Record excerpts –

☆ ☆ ☆ ☆

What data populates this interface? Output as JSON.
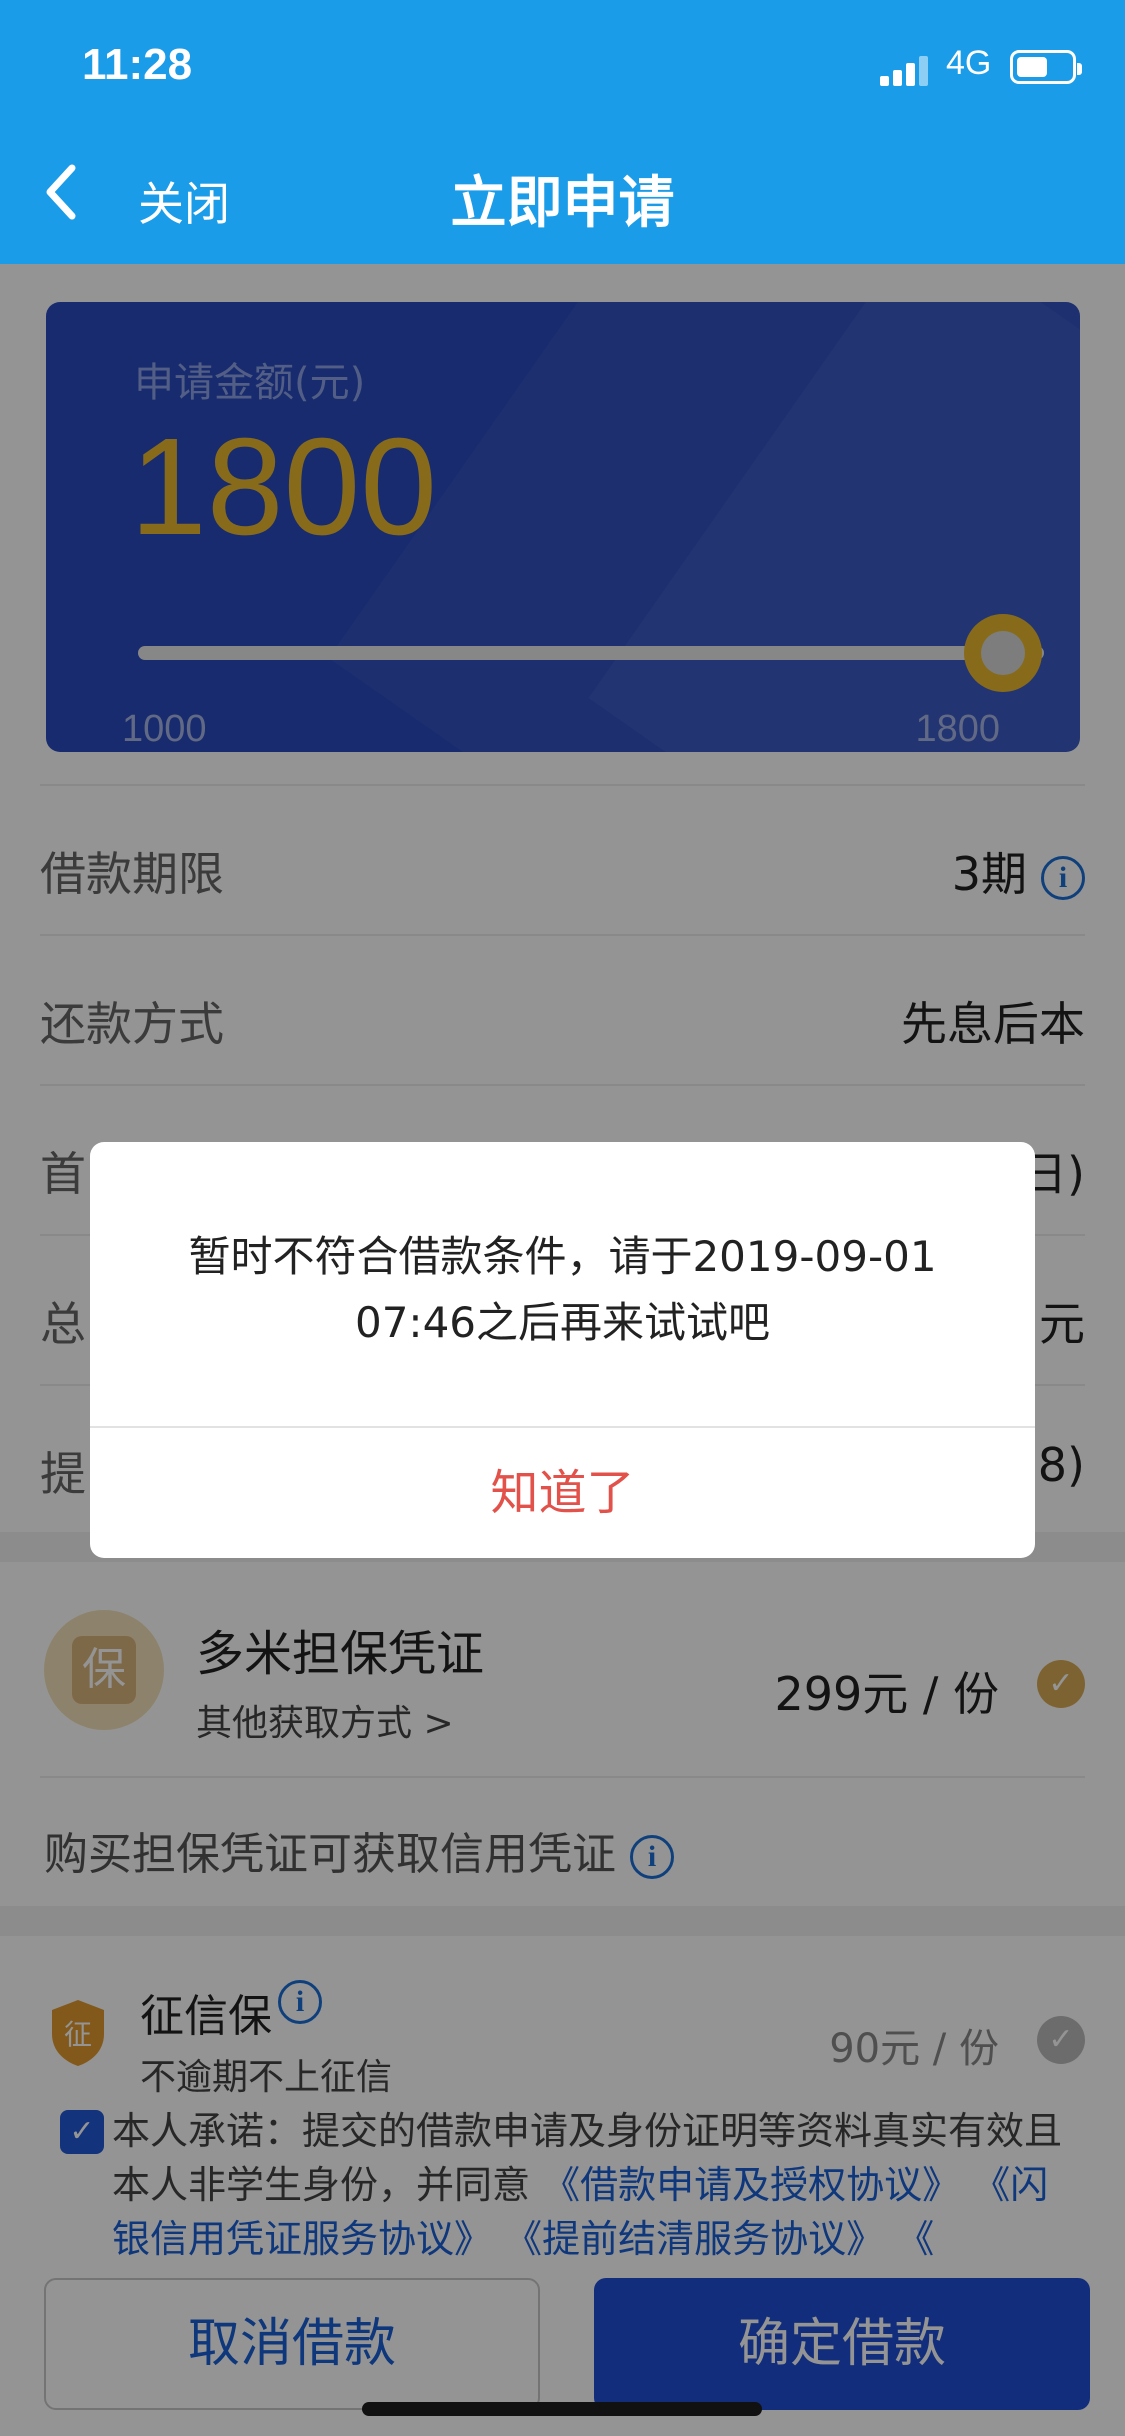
{
  "status_bar": {
    "time": "11:28",
    "network": "4G"
  },
  "nav": {
    "close_label": "关闭",
    "title": "立即申请"
  },
  "amount_card": {
    "label": "申请金额(元)",
    "amount": "1800",
    "min": "1000",
    "max": "1800",
    "slider_fraction": 1.0
  },
  "rows": [
    {
      "label": "借款期限",
      "value": "3期"
    },
    {
      "label": "还款方式",
      "value": "先息后本"
    },
    {
      "label": "首",
      "value": "日)"
    },
    {
      "label": "总",
      "value": "元"
    },
    {
      "label": "提",
      "value": "8)"
    }
  ],
  "product": {
    "icon_text": "保",
    "name": "多米担保凭证",
    "sub": "其他获取方式 >",
    "price": "299元 / 份"
  },
  "credit_note": "购买担保凭证可获取信用凭证",
  "insurance": {
    "icon_text": "征",
    "name": "征信保",
    "sub": "不逾期不上征信",
    "price": "90元 / 份"
  },
  "agreement": {
    "text_prefix": "本人承诺：提交的借款申请及身份证明等资料真实有效且本人非学生身份，并同意 ",
    "link1": "《借款申请及授权协议》",
    "link2": "《闪银信用凭证服务协议》",
    "link3": "《提前结清服务协议》",
    "link4": "《"
  },
  "buttons": {
    "cancel": "取消借款",
    "confirm": "确定借款"
  },
  "dialog": {
    "message_line1": "暂时不符合借款条件，请于2019-09-01",
    "message_line2": "07:46之后再来试试吧",
    "button": "知道了"
  },
  "colors": {
    "nav_bg": "#1a9ce9",
    "card_bg": "#2a4bbe",
    "amount": "#e8b930",
    "link": "#1a5fd6",
    "dialog_button": "#e2524a",
    "confirm_bg": "#1f4fd4"
  }
}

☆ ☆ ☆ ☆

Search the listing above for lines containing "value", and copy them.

Task response –
      "value": "3期"
      "value": "先息后本"
      "value": "日)"
      "value": "元"
      "value": "8)"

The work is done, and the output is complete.